"These stool tests have value, but they are detecting cancer, not polyps. They will find cancer after it has already developed," said Dr. Jorge Marcet, director of the Division of Colon and Rectal Surgery at the USF Morsani College of Medicine. "Colonoscopy is still best because it prevents cancer. We find and remove polyps with colonoscopy. But if you have no symptoms, one of these (take-home) tests is better than no test."
Colorectal cancers and, less often, polyps can bleed, and you may or may not be able to see the blood after a bowel movement. These tests look for any blood in the stool; one also looks for altered DNA. They range in price from less than $50 to more than $500.
The guaiac fecal occult blood test uses a chemical to detect heme, a hemoglobin blood protein, in the stool. But it can also detect heme found in red meat, so you have to be very careful not to eat beef, lamb and certain other meats before
taking the test. It's done once a year.
The FIT test uses antibodies to detect human hemoglobin specifically, so you don't have to restrict your diet for this test. It's also done annually.

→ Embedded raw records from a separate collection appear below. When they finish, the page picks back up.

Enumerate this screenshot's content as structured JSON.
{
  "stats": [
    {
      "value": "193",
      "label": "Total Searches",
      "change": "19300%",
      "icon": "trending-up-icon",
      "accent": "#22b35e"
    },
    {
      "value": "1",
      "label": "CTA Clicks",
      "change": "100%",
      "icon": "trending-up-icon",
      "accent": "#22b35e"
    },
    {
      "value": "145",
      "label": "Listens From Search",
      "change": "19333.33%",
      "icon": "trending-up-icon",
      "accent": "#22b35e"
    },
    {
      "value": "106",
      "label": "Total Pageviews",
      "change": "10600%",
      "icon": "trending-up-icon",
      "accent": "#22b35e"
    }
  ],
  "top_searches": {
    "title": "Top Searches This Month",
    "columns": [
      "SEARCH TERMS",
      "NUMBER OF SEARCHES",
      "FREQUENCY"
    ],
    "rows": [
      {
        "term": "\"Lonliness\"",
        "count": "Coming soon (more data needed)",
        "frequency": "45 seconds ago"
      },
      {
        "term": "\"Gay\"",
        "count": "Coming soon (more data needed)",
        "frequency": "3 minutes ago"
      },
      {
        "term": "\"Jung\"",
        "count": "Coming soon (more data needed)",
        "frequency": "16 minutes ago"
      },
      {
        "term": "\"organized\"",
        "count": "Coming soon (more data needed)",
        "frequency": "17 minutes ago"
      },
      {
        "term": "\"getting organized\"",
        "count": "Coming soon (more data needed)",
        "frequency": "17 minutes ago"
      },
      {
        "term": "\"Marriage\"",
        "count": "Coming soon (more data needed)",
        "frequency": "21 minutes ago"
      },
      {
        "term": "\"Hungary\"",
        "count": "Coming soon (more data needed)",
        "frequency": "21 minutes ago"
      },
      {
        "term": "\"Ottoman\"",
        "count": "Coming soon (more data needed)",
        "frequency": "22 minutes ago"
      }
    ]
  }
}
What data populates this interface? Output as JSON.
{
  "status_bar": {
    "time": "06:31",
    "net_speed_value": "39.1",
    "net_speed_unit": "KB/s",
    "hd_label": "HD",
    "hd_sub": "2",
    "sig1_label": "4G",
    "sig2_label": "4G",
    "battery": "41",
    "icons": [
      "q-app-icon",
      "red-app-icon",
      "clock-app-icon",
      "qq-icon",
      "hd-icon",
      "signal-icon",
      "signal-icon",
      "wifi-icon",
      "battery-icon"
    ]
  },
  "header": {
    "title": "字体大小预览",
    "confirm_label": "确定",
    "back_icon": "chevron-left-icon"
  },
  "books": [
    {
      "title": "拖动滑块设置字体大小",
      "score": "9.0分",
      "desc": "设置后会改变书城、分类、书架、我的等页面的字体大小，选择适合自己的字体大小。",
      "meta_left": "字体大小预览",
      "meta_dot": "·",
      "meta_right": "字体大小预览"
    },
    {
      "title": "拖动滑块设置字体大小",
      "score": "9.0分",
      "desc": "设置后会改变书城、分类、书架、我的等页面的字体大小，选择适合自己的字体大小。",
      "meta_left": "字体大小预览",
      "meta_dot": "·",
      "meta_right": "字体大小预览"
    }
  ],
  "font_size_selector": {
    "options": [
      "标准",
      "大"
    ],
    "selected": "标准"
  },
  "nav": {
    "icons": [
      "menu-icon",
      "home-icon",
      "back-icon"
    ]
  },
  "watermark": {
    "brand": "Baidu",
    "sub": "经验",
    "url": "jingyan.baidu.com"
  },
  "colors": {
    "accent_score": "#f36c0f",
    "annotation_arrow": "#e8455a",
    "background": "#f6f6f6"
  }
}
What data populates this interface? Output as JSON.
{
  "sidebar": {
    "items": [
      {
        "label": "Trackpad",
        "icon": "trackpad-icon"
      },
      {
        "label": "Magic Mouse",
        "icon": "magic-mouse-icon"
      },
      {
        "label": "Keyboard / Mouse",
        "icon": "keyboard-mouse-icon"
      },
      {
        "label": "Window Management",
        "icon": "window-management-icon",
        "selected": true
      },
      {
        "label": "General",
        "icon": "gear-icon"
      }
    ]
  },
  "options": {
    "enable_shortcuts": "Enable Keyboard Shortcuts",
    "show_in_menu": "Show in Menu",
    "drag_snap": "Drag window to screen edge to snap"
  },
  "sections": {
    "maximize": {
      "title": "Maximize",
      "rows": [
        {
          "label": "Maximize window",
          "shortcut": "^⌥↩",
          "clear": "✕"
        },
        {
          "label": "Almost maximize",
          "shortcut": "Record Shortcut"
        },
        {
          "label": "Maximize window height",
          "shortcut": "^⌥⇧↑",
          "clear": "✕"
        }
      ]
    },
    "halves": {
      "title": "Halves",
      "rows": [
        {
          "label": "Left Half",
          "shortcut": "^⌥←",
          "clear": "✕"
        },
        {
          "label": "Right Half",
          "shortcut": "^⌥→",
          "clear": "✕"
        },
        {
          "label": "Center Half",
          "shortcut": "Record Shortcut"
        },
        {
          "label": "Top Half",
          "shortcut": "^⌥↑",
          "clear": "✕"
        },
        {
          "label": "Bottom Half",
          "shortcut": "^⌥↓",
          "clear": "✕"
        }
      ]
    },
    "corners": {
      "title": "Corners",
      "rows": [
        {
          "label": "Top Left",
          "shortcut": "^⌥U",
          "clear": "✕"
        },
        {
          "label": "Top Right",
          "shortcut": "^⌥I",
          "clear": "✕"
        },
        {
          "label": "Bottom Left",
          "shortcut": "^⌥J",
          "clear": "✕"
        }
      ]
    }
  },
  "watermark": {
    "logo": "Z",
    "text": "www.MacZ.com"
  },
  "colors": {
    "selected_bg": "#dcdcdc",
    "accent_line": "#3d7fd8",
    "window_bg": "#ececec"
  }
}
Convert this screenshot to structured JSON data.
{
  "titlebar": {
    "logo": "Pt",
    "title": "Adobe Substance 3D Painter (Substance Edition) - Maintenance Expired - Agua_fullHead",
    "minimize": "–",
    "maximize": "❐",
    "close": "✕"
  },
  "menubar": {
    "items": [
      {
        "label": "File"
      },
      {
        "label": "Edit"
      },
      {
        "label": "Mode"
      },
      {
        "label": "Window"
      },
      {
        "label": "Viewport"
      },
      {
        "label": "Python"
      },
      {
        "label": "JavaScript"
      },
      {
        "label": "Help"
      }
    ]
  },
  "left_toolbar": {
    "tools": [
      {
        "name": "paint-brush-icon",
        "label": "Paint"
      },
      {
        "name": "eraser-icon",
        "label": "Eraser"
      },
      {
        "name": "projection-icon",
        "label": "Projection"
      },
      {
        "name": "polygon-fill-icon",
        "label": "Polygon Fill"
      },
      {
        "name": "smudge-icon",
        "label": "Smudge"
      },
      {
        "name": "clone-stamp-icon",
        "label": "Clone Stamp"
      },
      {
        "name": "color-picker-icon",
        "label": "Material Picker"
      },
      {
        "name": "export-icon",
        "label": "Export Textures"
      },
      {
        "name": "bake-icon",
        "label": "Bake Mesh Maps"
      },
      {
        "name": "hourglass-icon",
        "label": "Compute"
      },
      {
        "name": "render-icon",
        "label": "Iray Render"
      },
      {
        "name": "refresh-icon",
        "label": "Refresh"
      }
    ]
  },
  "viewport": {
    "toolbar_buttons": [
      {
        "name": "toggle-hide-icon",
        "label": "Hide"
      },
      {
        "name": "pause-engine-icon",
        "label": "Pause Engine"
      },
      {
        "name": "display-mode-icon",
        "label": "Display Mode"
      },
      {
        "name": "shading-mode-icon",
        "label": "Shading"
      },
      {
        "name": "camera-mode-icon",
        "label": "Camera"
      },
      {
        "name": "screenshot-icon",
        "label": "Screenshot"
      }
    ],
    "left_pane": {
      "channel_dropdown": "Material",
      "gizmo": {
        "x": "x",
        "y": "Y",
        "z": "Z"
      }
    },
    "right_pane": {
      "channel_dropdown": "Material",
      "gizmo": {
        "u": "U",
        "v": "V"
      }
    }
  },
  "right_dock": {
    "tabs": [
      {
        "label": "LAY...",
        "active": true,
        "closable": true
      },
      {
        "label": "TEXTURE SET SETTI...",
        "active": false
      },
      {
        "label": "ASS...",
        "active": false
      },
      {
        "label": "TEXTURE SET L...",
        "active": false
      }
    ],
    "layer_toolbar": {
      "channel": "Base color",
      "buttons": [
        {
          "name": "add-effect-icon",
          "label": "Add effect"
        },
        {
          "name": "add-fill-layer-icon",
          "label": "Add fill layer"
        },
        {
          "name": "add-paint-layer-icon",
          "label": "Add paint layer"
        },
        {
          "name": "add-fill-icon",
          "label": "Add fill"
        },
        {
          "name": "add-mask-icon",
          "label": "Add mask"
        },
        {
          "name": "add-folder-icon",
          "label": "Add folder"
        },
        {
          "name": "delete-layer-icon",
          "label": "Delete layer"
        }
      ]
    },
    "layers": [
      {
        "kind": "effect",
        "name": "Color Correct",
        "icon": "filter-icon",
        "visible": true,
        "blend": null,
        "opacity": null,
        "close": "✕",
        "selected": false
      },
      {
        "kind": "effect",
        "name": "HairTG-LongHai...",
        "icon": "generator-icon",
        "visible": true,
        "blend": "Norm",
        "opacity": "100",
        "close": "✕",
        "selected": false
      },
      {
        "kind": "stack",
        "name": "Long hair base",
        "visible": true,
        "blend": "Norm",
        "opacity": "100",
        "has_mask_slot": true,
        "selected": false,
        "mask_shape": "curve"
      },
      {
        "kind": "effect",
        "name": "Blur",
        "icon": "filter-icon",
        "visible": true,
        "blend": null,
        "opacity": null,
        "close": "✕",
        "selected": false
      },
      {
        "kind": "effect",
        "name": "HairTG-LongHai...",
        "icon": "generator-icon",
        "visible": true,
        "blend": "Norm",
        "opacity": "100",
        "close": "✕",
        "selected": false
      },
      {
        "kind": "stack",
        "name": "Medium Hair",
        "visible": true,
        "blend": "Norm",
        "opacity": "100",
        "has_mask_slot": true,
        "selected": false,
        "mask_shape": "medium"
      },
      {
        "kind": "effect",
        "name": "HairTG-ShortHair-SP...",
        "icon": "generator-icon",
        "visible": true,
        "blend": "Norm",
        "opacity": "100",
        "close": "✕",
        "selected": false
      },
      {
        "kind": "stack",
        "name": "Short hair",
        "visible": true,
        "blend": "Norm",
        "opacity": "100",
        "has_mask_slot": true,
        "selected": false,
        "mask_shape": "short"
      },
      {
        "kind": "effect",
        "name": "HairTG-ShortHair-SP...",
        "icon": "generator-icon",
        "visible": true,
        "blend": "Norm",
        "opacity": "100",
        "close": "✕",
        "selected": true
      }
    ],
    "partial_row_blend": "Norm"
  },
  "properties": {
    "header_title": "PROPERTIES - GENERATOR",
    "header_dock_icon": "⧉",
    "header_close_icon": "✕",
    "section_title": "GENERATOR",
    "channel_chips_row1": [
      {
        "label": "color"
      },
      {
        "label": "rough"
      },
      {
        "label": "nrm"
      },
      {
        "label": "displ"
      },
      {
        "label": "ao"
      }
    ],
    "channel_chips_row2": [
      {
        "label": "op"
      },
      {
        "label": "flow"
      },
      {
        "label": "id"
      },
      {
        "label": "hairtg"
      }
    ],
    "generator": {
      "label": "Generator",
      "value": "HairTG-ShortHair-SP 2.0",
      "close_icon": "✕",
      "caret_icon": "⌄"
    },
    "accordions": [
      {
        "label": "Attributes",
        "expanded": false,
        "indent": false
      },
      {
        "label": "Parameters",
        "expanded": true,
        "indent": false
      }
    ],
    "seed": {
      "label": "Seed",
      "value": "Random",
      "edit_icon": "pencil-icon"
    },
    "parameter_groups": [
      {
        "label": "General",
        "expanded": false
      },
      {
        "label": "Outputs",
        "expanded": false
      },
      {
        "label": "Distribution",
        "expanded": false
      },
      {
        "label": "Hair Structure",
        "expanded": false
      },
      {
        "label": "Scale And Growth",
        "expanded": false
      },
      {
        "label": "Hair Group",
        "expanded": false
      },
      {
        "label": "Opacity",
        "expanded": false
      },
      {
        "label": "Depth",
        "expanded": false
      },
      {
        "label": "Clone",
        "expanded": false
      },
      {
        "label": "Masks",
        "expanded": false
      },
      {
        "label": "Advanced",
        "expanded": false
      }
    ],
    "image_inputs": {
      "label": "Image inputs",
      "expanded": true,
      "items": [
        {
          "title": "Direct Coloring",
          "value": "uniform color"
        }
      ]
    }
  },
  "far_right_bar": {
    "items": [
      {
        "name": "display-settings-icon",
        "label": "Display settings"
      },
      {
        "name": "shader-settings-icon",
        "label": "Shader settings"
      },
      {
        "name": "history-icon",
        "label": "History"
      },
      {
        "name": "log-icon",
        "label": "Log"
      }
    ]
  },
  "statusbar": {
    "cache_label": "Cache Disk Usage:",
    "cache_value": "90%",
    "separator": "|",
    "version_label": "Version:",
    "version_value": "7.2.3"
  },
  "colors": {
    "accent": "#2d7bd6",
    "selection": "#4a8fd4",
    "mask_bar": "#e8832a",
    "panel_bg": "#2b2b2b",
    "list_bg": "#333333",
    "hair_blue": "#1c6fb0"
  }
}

Dr. Pushpak Taunk, an assistant professor of medicine and director of the Advanced Endoscopy Fellowship at the USF Morsani College of Medicine, said he typically recommends the FIT test for patients of average risk with no symptoms if they have refused a colonoscopy. "Most insurance companies will cover the cost of the FIT kit and lab testing and we see about 80 to 90 percent follow-through with patients because it's easy to use," said Taunk, noting that when a colonoscopy has been recommended "follow-through is in the 60 percent range."
Cologuard is the only DNA-based test currently FDA approved. It looks for blood and altered DNA cells in the stool, cells shed by cancerous growths in the rectum and lining of the colon. It is more expensive than the other two tests but is usually covered by insurance. It requires a doctor's prescription, patients must collect a stool sample and the completed kit is shipped by the patient to a lab for analysis. Like the other tests, Cologuard is done once a year, although some patients may do it every three years.
All three take-home tests have a certain percentage of false positives, a result that suggests something might be wrong when it's not. If you do get a positive test result your doctor will recommend a colonoscopy.
"All roads lead to colonoscopy," said Arline, who also is medical director of clinical quality for BayCare Medical Group. "If anything is abnormal, you will still need a colonoscopy, so you might as well start there. I always recommend colonoscopy first."
The take-home tests are recommended for people with no symptoms of colon cancer who aren't considered at high risk for the disease. So, someone with no outward signs of colon cancer, including: no persistent unexplained abdominal pain, no visible blood in the toilet or stool, no change in bowel habits, no unexplained weight loss or fatigue. If your take-home test comes back positive and a colonoscopy confirms cancer, there's still reason to be optimistic. "Then you very likely have an early-stage colon cancer and things are probably going to be okay," said Marcet, a 26-year colon and rectal surgeon whose practice is based at Tampa General Hospital. It's later-stage colon cancers that tend to produce symptoms.
Still, he adds, if the patient had started with a colonoscopy, the growth most likely would have been found before it ever became cancer.
Contact Irene Maher at firstname.lastname@example.org.